Stallion has a colorful history for an award winning show car. Owner Ron Whiteside and his brother actually used to drag race the vehicle at race tracks during their teenage years. Ron managed to hold on to the all steel, original 1934 Ford coupe for 5 decades until he sought out Chip Foose to build him the vehicle of his dreams.
Some of the numerous body modifications include a chopped roof, a smoothed cowl, a lengthened hood and reshaped fenders. A custom chassis was fabricated and a custom 4-wheel independent suspension added. Stallion was finished in a distinctive copper orange hue of BASF paint, personally mixed by Chip.
Although the vehicle began as a 1934 Ford, ultimately it was reimagined as a Mercury Monarch. The Mercury brand wasn’t founded until 1939, when it was launched as an entry level luxury car brand. However, Chip formed the Stallion from the perspective of what a Mercury vehicle might have looked like should the brand have been around in ’34. He wanted to honor that design process, which is why you will find subtle Mercury branding elements throughout the vehicle, such as the Mercury man emblem on the engine plate.
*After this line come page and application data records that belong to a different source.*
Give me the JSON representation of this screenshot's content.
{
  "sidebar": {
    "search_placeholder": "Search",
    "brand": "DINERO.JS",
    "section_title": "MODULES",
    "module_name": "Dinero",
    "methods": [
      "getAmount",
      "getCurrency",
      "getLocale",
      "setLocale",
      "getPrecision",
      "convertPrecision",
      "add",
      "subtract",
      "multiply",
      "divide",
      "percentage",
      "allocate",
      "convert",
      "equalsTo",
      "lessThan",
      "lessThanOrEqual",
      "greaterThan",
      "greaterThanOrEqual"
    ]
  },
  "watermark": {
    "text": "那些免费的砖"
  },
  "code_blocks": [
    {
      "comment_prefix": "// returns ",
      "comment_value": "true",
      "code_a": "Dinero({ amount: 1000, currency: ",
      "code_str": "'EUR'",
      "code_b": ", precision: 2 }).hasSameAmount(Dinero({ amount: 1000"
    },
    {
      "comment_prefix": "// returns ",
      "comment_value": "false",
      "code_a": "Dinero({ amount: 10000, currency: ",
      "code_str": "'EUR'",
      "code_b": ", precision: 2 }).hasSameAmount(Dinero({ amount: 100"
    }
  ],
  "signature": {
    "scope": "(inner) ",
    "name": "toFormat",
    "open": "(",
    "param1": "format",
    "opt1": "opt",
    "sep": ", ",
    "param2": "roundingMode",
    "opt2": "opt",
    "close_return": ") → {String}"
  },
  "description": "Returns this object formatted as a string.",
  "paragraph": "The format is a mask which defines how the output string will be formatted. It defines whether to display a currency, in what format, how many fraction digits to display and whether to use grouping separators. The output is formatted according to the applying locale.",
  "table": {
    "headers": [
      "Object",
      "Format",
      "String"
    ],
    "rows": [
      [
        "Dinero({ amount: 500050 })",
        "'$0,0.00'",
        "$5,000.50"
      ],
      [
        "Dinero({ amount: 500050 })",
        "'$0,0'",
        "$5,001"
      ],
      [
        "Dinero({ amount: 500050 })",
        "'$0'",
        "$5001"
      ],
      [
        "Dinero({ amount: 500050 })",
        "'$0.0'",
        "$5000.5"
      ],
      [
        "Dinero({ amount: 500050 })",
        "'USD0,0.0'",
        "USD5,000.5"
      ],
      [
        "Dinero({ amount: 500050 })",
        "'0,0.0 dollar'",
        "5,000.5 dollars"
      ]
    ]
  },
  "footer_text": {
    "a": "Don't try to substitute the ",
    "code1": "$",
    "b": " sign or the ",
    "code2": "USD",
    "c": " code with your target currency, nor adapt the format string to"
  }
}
This is why you will sometimes see the vehicle referred to as a 1934 Mercury Monarch when in fact, no such vehicle ever existed.
In 2003, Stallion received the celebrated Ridler Award at Detroit Autorama, the second such win for Chip and Foose Design.